The prospects for energy development off the shores of Rhode Island just got a boost, as the National Oceanic and Atmospheric Administration (NOAA) approved the state’s Ocean Special Area Management Plan (Ocean SAMP). The plan updates and improves review processes for offshore projects, the NOAA said, taking wildlife and ecosystem protection into consideration while integrating potential renewable-energy development with fishing, transportation and recreation along Rhode Island’s coast and in the federal waters.
With the approval, Rhode Island becomes the first sate with an ocean management program within its coastal management program. This means that state policies regarding habitats, resources and possible energy project sites, such as offshore wind farms, as well as activities like fishing, could be extended to federal waters.
The plan covers some 1,467 square miles, including parts of Block Island and Rhode Island sounds, and the Atlantic Ocean. The plan took two years to develop by the Rhode Island Coastal Resources Management Council with input from many other state, federal, tribal, academic and local organizations, as well as members of the public.
Ocean SAMP will provide researchers and prospective project developers with information on Rhode Island’s offshore ecosystems, and covers topics such as offshore energy development, marine transportation, cultural resources and climate change, the NOAA said.

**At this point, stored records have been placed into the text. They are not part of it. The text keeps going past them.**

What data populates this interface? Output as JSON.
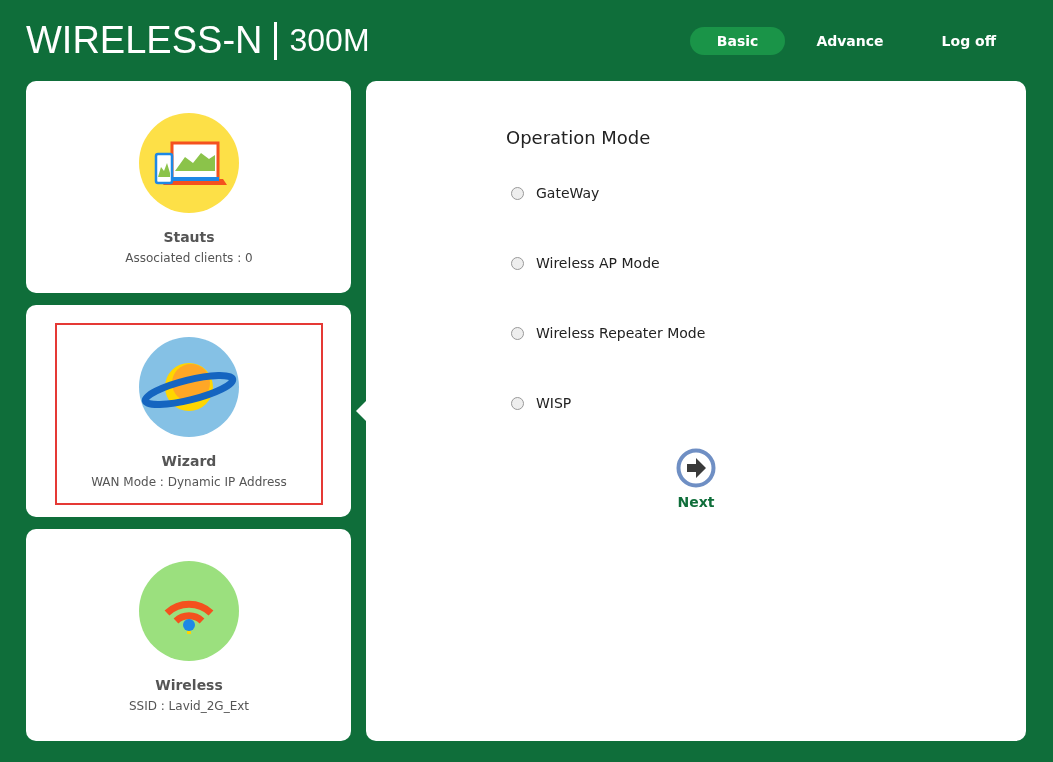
{
  "header": {
    "brand": "WIRELESS-N",
    "model": "300M"
  },
  "nav": [
    {
      "label": "Basic",
      "selected": true
    },
    {
      "label": "Advance",
      "selected": false
    },
    {
      "label": "Log off",
      "selected": false
    }
  ],
  "cards": [
    {
      "kind": "status",
      "title": "Stauts",
      "subtitle": "Associated clients : 0",
      "selected": false,
      "highlighted": false
    },
    {
      "kind": "wizard",
      "title": "Wizard",
      "subtitle": "WAN Mode : Dynamic IP Address",
      "selected": true,
      "highlighted": true
    },
    {
      "kind": "wireless",
      "title": "Wireless",
      "subtitle": "SSID : Lavid_2G_Ext",
      "selected": false,
      "highlighted": false
    }
  ],
  "panel": {
    "title": "Operation Mode",
    "options": [
      {
        "label": "GateWay",
        "checked": false
      },
      {
        "label": "Wireless AP Mode",
        "checked": false
      },
      {
        "label": "Wireless Repeater Mode",
        "checked": false
      },
      {
        "label": "WISP",
        "checked": false
      }
    ],
    "next_label": "Next"
  }
}
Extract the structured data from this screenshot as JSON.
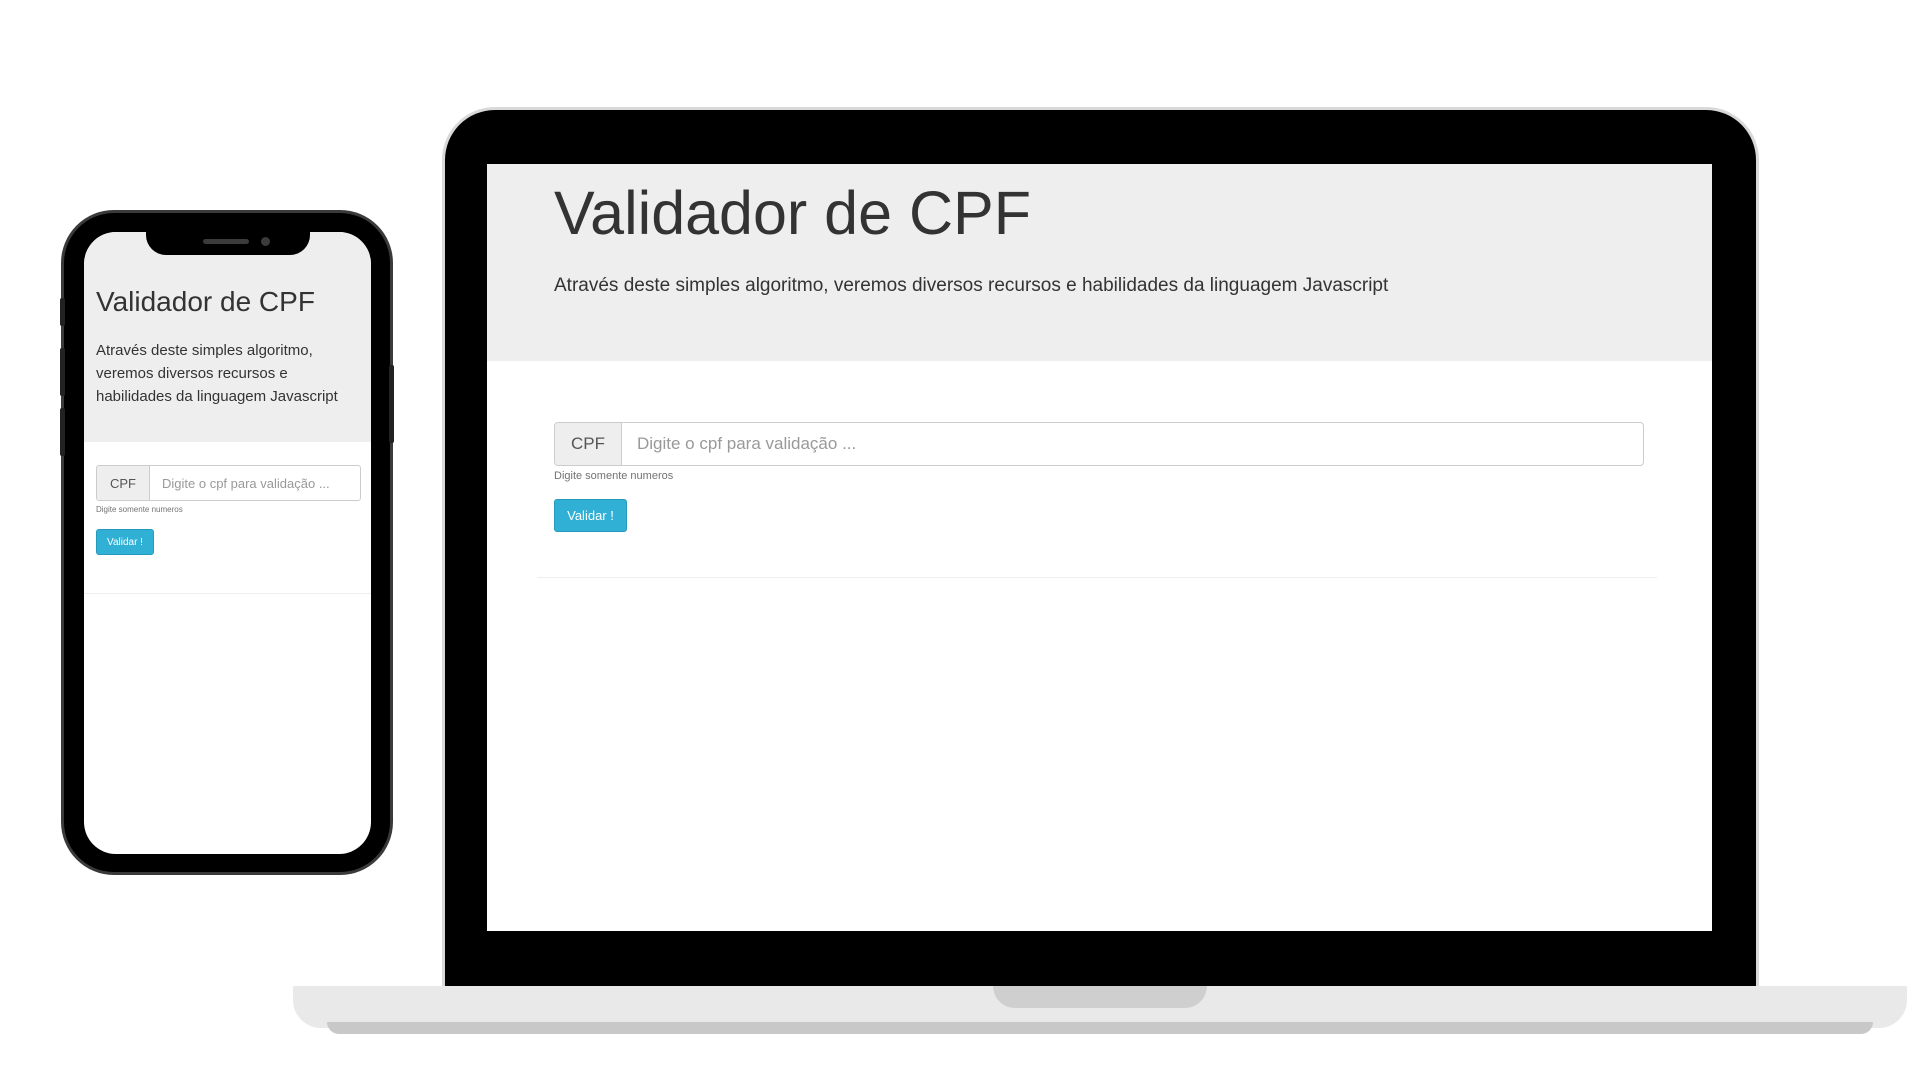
{
  "desktop": {
    "title": "Validador de CPF",
    "lead": "Através deste simples algoritmo, veremos diversos recursos e habilidades da linguagem Javascript",
    "form": {
      "addon_label": "CPF",
      "input_placeholder": "Digite o cpf para validação ...",
      "input_value": "",
      "help_text": "Digite somente numeros",
      "submit_label": "Validar !"
    }
  },
  "mobile": {
    "title": "Validador de CPF",
    "lead": "Através deste simples algoritmo, veremos diversos recursos e habilidades da linguagem Javascript",
    "form": {
      "addon_label": "CPF",
      "input_placeholder": "Digite o cpf para validação ...",
      "input_value": "",
      "help_text": "Digite somente numeros",
      "submit_label": "Validar !"
    }
  },
  "colors": {
    "jumbotron_bg": "#eeeeee",
    "button_info": "#31b0d5",
    "text": "#333333",
    "device_frame": "#000000"
  }
}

Rhode Island Governor Lincoln Chafee said the Ocean SAMP will create “a plan for using ocean resources to create and sustain jobs, help our state build renewable energy, and continue to preserve the historic fishing, transportation, recreation and other uses of the ocean that Rhode Islanders so treasure. This plan will help our state reach its 15 percent renewable energy goal and continue to protect the coastal areas that drive tourism to our state.”